Directions for this task: Go through the data below and return each line where the string "heading" occurs.
[Start of section]
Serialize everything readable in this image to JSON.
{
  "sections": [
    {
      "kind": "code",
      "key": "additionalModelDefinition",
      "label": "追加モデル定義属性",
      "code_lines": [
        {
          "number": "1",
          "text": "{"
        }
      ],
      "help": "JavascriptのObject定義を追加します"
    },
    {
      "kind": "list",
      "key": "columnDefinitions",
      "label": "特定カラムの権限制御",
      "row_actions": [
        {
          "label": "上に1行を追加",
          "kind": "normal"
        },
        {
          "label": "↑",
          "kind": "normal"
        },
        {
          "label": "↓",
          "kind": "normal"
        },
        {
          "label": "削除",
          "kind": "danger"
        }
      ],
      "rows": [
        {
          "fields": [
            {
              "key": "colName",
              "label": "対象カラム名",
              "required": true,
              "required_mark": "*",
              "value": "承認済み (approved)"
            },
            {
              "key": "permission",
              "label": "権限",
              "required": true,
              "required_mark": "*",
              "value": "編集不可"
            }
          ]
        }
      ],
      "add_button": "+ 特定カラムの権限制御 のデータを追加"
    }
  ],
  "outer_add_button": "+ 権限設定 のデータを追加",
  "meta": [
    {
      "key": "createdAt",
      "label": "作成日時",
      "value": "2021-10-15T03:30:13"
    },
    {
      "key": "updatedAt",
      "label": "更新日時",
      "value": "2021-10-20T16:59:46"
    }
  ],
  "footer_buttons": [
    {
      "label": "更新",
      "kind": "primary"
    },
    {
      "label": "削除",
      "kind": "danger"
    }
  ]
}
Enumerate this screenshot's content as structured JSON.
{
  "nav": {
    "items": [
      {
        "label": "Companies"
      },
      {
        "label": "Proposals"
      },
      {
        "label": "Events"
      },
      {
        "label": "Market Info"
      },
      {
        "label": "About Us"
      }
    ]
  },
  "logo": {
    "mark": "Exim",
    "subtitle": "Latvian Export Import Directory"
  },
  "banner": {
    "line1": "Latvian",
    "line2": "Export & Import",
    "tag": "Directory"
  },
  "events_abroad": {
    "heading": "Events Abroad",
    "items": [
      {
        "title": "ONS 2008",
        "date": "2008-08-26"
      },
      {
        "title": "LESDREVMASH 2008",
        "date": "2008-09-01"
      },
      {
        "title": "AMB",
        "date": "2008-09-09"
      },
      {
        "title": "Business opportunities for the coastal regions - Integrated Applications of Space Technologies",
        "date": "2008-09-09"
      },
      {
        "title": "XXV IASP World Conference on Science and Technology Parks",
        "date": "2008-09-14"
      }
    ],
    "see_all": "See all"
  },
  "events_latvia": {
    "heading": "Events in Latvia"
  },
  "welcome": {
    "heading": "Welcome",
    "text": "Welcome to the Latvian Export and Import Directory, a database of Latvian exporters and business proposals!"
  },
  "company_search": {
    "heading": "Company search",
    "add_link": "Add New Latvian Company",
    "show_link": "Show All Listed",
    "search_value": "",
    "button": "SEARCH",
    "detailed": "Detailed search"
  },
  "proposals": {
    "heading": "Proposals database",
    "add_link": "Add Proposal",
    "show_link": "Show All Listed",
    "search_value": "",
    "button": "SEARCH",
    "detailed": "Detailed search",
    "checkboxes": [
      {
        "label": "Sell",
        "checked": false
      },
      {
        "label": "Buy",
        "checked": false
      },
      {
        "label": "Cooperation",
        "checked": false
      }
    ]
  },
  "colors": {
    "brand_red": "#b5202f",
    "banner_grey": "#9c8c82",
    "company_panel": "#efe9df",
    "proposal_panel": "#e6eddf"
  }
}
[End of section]
Answer to the exercise:
    "heading": "Events Abroad",
    "heading": "Events in Latvia"
    "heading": "Welcome",
    "heading": "Company search",
    "heading": "Proposals database",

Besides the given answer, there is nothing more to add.